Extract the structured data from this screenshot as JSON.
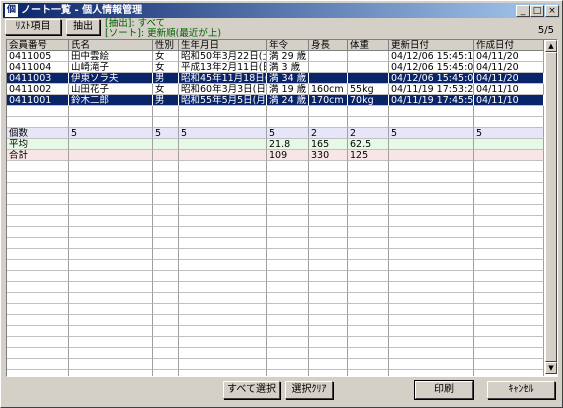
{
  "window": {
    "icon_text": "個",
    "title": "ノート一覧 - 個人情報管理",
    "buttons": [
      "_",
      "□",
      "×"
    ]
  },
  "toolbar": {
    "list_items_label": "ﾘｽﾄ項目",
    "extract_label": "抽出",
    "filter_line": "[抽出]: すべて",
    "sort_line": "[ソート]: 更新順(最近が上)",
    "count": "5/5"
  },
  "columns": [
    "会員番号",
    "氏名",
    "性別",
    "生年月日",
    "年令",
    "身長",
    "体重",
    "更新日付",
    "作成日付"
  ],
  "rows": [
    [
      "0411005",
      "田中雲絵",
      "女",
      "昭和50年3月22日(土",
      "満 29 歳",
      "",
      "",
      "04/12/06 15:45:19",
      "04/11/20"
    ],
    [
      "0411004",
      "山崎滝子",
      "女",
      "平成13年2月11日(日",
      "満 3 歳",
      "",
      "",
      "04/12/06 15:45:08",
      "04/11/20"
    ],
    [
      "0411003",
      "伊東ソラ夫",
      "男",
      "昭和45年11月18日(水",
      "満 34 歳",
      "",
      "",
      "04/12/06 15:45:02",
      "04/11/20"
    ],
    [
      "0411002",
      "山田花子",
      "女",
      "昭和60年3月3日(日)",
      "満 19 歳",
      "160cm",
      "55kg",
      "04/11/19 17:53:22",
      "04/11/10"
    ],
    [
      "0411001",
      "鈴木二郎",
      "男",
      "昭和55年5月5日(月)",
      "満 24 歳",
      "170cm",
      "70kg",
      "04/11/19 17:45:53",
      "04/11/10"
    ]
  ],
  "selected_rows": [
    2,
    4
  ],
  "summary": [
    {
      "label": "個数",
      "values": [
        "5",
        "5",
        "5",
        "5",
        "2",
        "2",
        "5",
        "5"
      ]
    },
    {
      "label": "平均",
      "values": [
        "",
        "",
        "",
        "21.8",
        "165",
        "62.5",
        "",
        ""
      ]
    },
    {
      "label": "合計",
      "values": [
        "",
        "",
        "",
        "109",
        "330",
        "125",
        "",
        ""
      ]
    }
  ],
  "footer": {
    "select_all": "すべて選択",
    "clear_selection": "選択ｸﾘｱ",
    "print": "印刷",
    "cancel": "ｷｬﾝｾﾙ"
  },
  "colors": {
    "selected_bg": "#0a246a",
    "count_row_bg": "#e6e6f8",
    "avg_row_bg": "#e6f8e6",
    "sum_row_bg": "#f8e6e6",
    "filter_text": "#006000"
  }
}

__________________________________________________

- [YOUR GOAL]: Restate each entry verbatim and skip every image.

- [EXERCISE ANSWER]:
Extract the structured data from this screenshot as JSON.
{
  "window": {
    "icon_text": "個",
    "title": "ノート一覧 - 個人情報管理",
    "buttons": [
      "_",
      "□",
      "×"
    ]
  },
  "toolbar": {
    "list_items_label": "ﾘｽﾄ項目",
    "extract_label": "抽出",
    "filter_line": "[抽出]: すべて",
    "sort_line": "[ソート]: 更新順(最近が上)",
    "count": "5/5"
  },
  "columns": [
    "会員番号",
    "氏名",
    "性別",
    "生年月日",
    "年令",
    "身長",
    "体重",
    "更新日付",
    "作成日付"
  ],
  "rows": [
    [
      "0411005",
      "田中雲絵",
      "女",
      "昭和50年3月22日(土",
      "満 29 歳",
      "",
      "",
      "04/12/06 15:45:19",
      "04/11/20"
    ],
    [
      "0411004",
      "山崎滝子",
      "女",
      "平成13年2月11日(日",
      "満 3 歳",
      "",
      "",
      "04/12/06 15:45:08",
      "04/11/20"
    ],
    [
      "0411003",
      "伊東ソラ夫",
      "男",
      "昭和45年11月18日(水",
      "満 34 歳",
      "",
      "",
      "04/12/06 15:45:02",
      "04/11/20"
    ],
    [
      "0411002",
      "山田花子",
      "女",
      "昭和60年3月3日(日)",
      "満 19 歳",
      "160cm",
      "55kg",
      "04/11/19 17:53:22",
      "04/11/10"
    ],
    [
      "0411001",
      "鈴木二郎",
      "男",
      "昭和55年5月5日(月)",
      "満 24 歳",
      "170cm",
      "70kg",
      "04/11/19 17:45:53",
      "04/11/10"
    ]
  ],
  "selected_rows": [
    2,
    4
  ],
  "summary": [
    {
      "label": "個数",
      "values": [
        "5",
        "5",
        "5",
        "5",
        "2",
        "2",
        "5",
        "5"
      ]
    },
    {
      "label": "平均",
      "values": [
        "",
        "",
        "",
        "21.8",
        "165",
        "62.5",
        "",
        ""
      ]
    },
    {
      "label": "合計",
      "values": [
        "",
        "",
        "",
        "109",
        "330",
        "125",
        "",
        ""
      ]
    }
  ],
  "footer": {
    "select_all": "すべて選択",
    "clear_selection": "選択ｸﾘｱ",
    "print": "印刷",
    "cancel": "ｷｬﾝｾﾙ"
  },
  "colors": {
    "selected_bg": "#0a246a",
    "count_row_bg": "#e6e6f8",
    "avg_row_bg": "#e6f8e6",
    "sum_row_bg": "#f8e6e6",
    "filter_text": "#006000"
  }
}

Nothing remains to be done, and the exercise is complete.